▶ **Task objective**
Please output every record below exactly as written, leaving out any pictures.

▶ **Records for this task**
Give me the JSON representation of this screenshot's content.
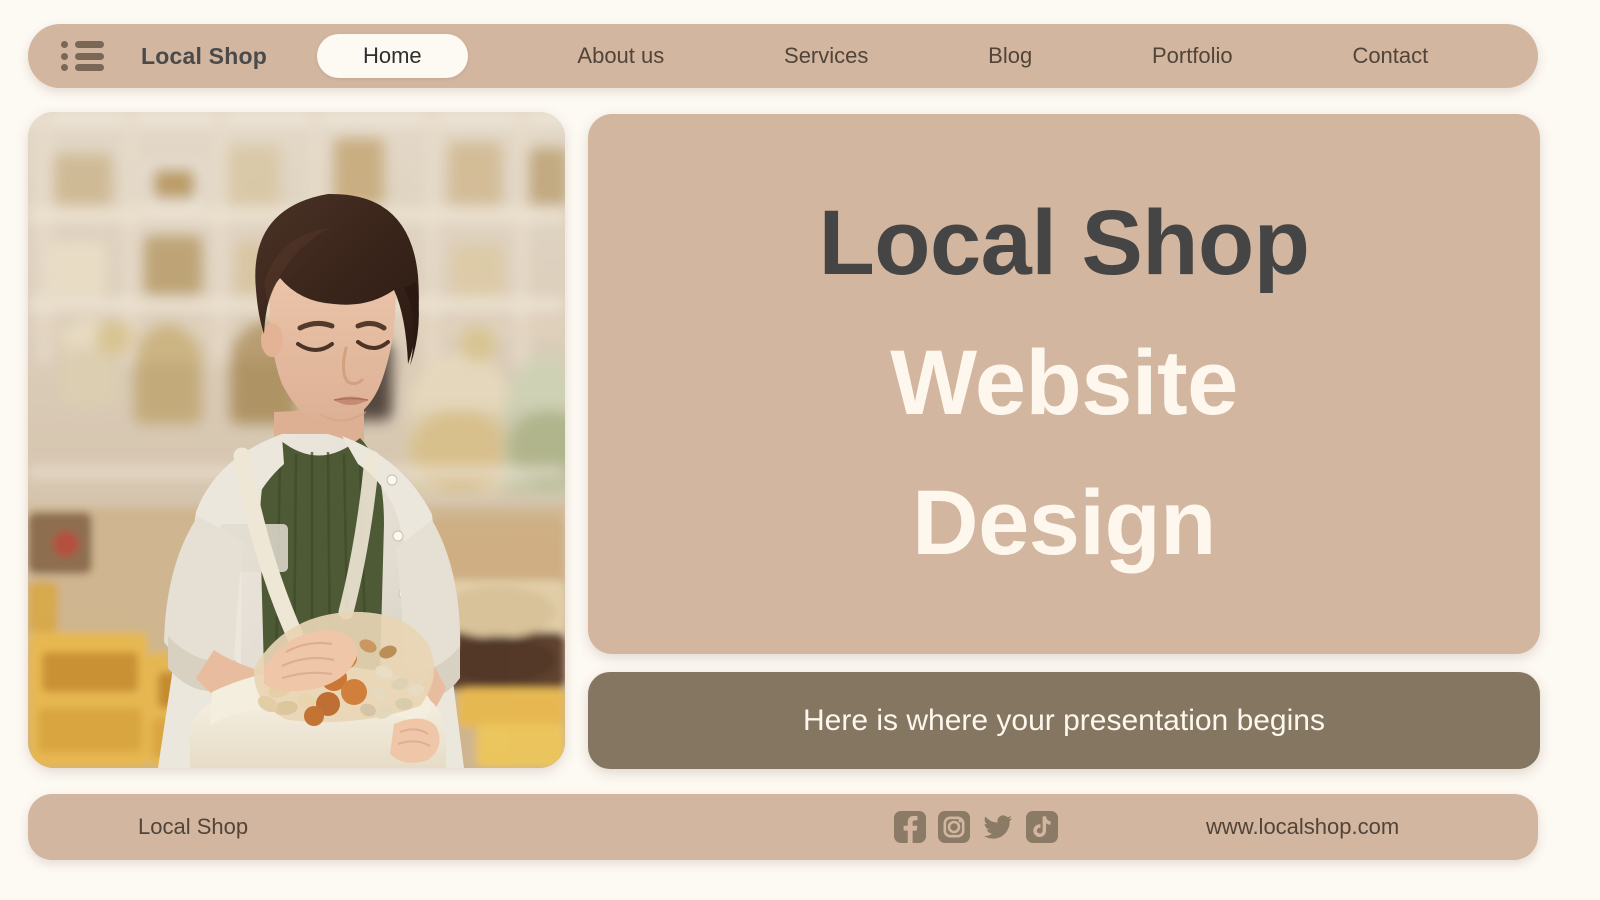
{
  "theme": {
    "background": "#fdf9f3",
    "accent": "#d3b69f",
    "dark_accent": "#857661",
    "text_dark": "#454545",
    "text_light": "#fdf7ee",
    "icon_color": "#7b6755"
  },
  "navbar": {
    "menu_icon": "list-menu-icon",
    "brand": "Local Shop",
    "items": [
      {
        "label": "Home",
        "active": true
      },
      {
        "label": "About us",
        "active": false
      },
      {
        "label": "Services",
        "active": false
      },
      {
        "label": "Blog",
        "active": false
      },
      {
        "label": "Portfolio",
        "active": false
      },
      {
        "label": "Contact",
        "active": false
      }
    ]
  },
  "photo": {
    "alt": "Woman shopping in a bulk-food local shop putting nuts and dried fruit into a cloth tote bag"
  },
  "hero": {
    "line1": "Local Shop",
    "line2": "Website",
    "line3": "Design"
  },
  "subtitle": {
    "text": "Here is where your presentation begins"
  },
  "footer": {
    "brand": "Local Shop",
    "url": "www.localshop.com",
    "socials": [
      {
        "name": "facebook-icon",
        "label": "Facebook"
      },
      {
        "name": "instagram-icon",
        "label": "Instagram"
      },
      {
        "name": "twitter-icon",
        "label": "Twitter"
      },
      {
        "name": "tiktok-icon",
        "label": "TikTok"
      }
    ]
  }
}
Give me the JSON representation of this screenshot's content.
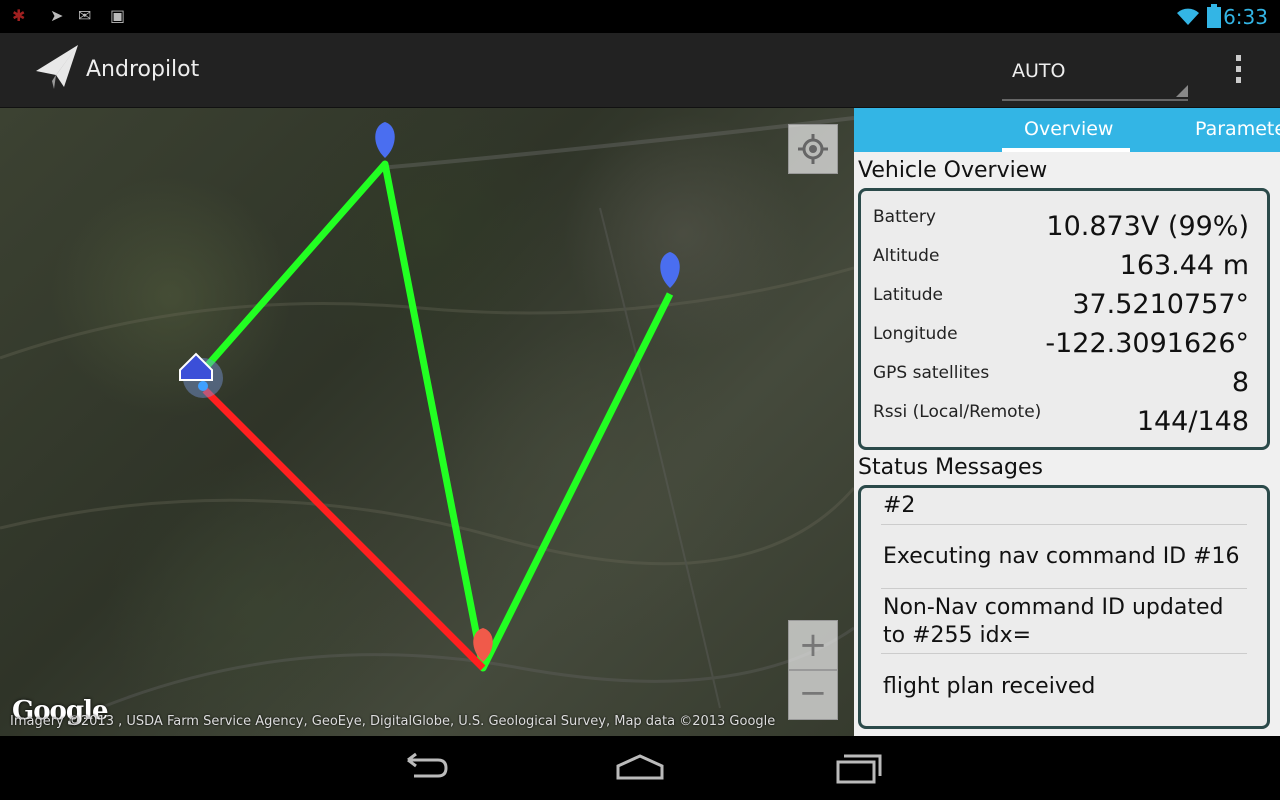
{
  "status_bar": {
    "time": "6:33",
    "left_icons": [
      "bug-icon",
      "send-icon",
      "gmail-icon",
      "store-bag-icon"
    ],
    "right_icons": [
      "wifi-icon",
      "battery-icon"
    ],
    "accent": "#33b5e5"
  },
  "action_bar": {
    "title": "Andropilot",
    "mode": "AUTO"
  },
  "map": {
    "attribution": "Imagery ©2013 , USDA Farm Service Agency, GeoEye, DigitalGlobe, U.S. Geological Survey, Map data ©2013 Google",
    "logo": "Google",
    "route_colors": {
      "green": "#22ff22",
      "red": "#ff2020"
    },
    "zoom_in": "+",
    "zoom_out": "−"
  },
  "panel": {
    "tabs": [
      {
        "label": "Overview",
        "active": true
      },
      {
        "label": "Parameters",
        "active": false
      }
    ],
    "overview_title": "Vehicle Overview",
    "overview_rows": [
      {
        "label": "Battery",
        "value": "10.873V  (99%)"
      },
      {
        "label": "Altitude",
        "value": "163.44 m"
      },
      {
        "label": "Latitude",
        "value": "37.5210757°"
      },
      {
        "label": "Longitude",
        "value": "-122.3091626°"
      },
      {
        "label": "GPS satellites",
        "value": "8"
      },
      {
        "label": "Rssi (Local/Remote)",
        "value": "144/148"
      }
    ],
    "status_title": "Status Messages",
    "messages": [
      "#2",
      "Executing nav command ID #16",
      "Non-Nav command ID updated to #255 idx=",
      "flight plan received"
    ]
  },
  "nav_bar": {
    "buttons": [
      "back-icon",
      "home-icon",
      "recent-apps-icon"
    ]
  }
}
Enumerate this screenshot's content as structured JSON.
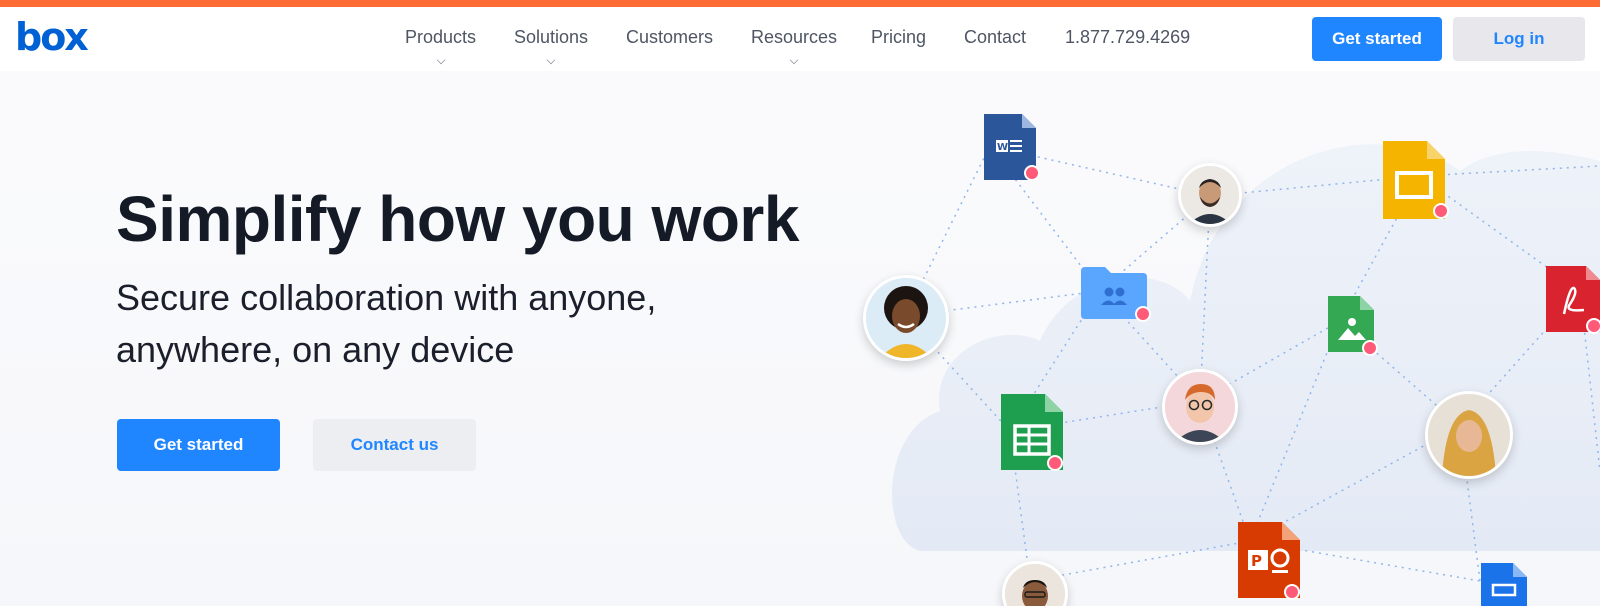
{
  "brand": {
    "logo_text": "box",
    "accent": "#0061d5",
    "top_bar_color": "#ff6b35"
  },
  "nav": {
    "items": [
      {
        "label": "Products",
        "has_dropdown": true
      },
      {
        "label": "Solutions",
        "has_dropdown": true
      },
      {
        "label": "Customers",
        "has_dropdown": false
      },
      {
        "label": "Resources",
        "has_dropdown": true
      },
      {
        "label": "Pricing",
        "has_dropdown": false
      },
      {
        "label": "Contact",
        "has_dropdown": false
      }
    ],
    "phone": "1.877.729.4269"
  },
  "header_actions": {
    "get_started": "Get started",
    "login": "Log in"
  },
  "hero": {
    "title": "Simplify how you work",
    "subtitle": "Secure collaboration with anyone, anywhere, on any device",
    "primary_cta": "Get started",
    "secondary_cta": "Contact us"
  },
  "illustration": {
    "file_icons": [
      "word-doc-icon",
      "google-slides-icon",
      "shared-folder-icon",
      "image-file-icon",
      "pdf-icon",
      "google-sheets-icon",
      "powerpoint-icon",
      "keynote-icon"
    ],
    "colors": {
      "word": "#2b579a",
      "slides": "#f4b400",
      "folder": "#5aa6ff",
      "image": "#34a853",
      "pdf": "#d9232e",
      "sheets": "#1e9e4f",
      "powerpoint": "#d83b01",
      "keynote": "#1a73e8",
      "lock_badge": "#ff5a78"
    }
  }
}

▶ **Response**
Give me the JSON representation of this screenshot's content.
{
  "theme": {
    "background": "#fdf9f3",
    "accent": "#d3b69f",
    "dark_accent": "#857661",
    "text_dark": "#454545",
    "text_light": "#fdf7ee",
    "icon_color": "#7b6755"
  },
  "navbar": {
    "menu_icon": "list-menu-icon",
    "brand": "Local Shop",
    "items": [
      {
        "label": "Home",
        "active": true
      },
      {
        "label": "About us",
        "active": false
      },
      {
        "label": "Services",
        "active": false
      },
      {
        "label": "Blog",
        "active": false
      },
      {
        "label": "Portfolio",
        "active": false
      },
      {
        "label": "Contact",
        "active": false
      }
    ]
  },
  "photo": {
    "alt": "Woman shopping in a bulk-food local shop putting nuts and dried fruit into a cloth tote bag"
  },
  "hero": {
    "line1": "Local Shop",
    "line2": "Website",
    "line3": "Design"
  },
  "subtitle": {
    "text": "Here is where your presentation begins"
  },
  "footer": {
    "brand": "Local Shop",
    "url": "www.localshop.com",
    "socials": [
      {
        "name": "facebook-icon",
        "label": "Facebook"
      },
      {
        "name": "instagram-icon",
        "label": "Instagram"
      },
      {
        "name": "twitter-icon",
        "label": "Twitter"
      },
      {
        "name": "tiktok-icon",
        "label": "TikTok"
      }
    ]
  }
}
Give me the JSON representation of this screenshot's content.
{
  "status_bar": {
    "time": "6:33",
    "left_icons": [
      "bug-icon",
      "send-icon",
      "gmail-icon",
      "store-bag-icon"
    ],
    "right_icons": [
      "wifi-icon",
      "battery-icon"
    ],
    "accent": "#33b5e5"
  },
  "action_bar": {
    "title": "Andropilot",
    "mode": "AUTO"
  },
  "map": {
    "attribution": "Imagery ©2013 , USDA Farm Service Agency, GeoEye, DigitalGlobe, U.S. Geological Survey, Map data ©2013 Google",
    "logo": "Google",
    "route_colors": {
      "green": "#22ff22",
      "red": "#ff2020"
    },
    "zoom_in": "+",
    "zoom_out": "−"
  },
  "panel": {
    "tabs": [
      {
        "label": "Overview",
        "active": true
      },
      {
        "label": "Parameters",
        "active": false
      }
    ],
    "overview_title": "Vehicle Overview",
    "overview_rows": [
      {
        "label": "Battery",
        "value": "10.873V  (99%)"
      },
      {
        "label": "Altitude",
        "value": "163.44 m"
      },
      {
        "label": "Latitude",
        "value": "37.5210757°"
      },
      {
        "label": "Longitude",
        "value": "-122.3091626°"
      },
      {
        "label": "GPS satellites",
        "value": "8"
      },
      {
        "label": "Rssi (Local/Remote)",
        "value": "144/148"
      }
    ],
    "status_title": "Status Messages",
    "messages": [
      "#2",
      "Executing nav command ID #16",
      "Non-Nav command ID updated to #255 idx=",
      "flight plan received"
    ]
  },
  "nav_bar": {
    "buttons": [
      "back-icon",
      "home-icon",
      "recent-apps-icon"
    ]
  }
}
Enumerate this screenshot's content as structured JSON.
{
  "brand": {
    "logo_text": "box",
    "accent": "#0061d5",
    "top_bar_color": "#ff6b35"
  },
  "nav": {
    "items": [
      {
        "label": "Products",
        "has_dropdown": true
      },
      {
        "label": "Solutions",
        "has_dropdown": true
      },
      {
        "label": "Customers",
        "has_dropdown": false
      },
      {
        "label": "Resources",
        "has_dropdown": true
      },
      {
        "label": "Pricing",
        "has_dropdown": false
      },
      {
        "label": "Contact",
        "has_dropdown": false
      }
    ],
    "phone": "1.877.729.4269"
  },
  "header_actions": {
    "get_started": "Get started",
    "login": "Log in"
  },
  "hero": {
    "title": "Simplify how you work",
    "subtitle": "Secure collaboration with anyone, anywhere, on any device",
    "primary_cta": "Get started",
    "secondary_cta": "Contact us"
  },
  "illustration": {
    "file_icons": [
      "word-doc-icon",
      "google-slides-icon",
      "shared-folder-icon",
      "image-file-icon",
      "pdf-icon",
      "google-sheets-icon",
      "powerpoint-icon",
      "keynote-icon"
    ],
    "colors": {
      "word": "#2b579a",
      "slides": "#f4b400",
      "folder": "#5aa6ff",
      "image": "#34a853",
      "pdf": "#d9232e",
      "sheets": "#1e9e4f",
      "powerpoint": "#d83b01",
      "keynote": "#1a73e8",
      "lock_badge": "#ff5a78"
    }
  }
}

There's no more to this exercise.